Data records for software interfaces
%%

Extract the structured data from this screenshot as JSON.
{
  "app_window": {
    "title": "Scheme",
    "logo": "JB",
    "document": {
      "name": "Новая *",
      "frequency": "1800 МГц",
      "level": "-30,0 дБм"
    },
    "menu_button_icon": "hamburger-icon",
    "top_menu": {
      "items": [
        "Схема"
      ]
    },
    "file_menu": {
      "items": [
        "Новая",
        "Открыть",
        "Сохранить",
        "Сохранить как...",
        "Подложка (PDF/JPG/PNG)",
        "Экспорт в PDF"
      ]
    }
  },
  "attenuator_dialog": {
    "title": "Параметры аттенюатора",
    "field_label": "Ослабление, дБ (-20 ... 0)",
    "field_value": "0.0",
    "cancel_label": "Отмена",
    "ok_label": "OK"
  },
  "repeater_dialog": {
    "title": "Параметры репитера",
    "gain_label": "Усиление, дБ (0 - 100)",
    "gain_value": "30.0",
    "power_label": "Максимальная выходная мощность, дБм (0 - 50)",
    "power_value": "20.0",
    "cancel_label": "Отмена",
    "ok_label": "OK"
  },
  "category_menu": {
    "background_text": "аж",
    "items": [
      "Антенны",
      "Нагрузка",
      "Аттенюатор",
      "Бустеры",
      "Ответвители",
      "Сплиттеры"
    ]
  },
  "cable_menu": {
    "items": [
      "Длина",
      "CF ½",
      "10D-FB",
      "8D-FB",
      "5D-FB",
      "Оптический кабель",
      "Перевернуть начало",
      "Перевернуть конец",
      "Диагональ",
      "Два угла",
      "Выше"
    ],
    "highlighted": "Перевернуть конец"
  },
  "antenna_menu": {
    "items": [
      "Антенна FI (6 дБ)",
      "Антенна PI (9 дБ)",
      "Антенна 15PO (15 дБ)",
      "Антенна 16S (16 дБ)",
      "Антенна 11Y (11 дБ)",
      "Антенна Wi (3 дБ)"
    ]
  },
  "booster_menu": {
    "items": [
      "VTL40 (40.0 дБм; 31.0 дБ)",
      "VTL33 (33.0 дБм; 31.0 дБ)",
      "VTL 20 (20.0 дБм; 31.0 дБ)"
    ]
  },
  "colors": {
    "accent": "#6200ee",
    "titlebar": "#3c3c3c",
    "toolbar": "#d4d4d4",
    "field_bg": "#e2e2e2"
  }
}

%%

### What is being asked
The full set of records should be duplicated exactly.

### Answer space
Extract the structured data from this screenshot as JSON.
{
  "app_window": {
    "title": "Scheme",
    "logo": "JB",
    "document": {
      "name": "Новая *",
      "frequency": "1800 МГц",
      "level": "-30,0 дБм"
    },
    "menu_button_icon": "hamburger-icon",
    "top_menu": {
      "items": [
        "Схема"
      ]
    },
    "file_menu": {
      "items": [
        "Новая",
        "Открыть",
        "Сохранить",
        "Сохранить как...",
        "Подложка (PDF/JPG/PNG)",
        "Экспорт в PDF"
      ]
    }
  },
  "attenuator_dialog": {
    "title": "Параметры аттенюатора",
    "field_label": "Ослабление, дБ (-20 ... 0)",
    "field_value": "0.0",
    "cancel_label": "Отмена",
    "ok_label": "OK"
  },
  "repeater_dialog": {
    "title": "Параметры репитера",
    "gain_label": "Усиление, дБ (0 - 100)",
    "gain_value": "30.0",
    "power_label": "Максимальная выходная мощность, дБм (0 - 50)",
    "power_value": "20.0",
    "cancel_label": "Отмена",
    "ok_label": "OK"
  },
  "category_menu": {
    "background_text": "аж",
    "items": [
      "Антенны",
      "Нагрузка",
      "Аттенюатор",
      "Бустеры",
      "Ответвители",
      "Сплиттеры"
    ]
  },
  "cable_menu": {
    "items": [
      "Длина",
      "CF ½",
      "10D-FB",
      "8D-FB",
      "5D-FB",
      "Оптический кабель",
      "Перевернуть начало",
      "Перевернуть конец",
      "Диагональ",
      "Два угла",
      "Выше"
    ],
    "highlighted": "Перевернуть конец"
  },
  "antenna_menu": {
    "items": [
      "Антенна FI (6 дБ)",
      "Антенна PI (9 дБ)",
      "Антенна 15PO (15 дБ)",
      "Антенна 16S (16 дБ)",
      "Антенна 11Y (11 дБ)",
      "Антенна Wi (3 дБ)"
    ]
  },
  "booster_menu": {
    "items": [
      "VTL40 (40.0 дБм; 31.0 дБ)",
      "VTL33 (33.0 дБм; 31.0 дБ)",
      "VTL 20 (20.0 дБм; 31.0 дБ)"
    ]
  },
  "colors": {
    "accent": "#6200ee",
    "titlebar": "#3c3c3c",
    "toolbar": "#d4d4d4",
    "field_bg": "#e2e2e2"
  }
}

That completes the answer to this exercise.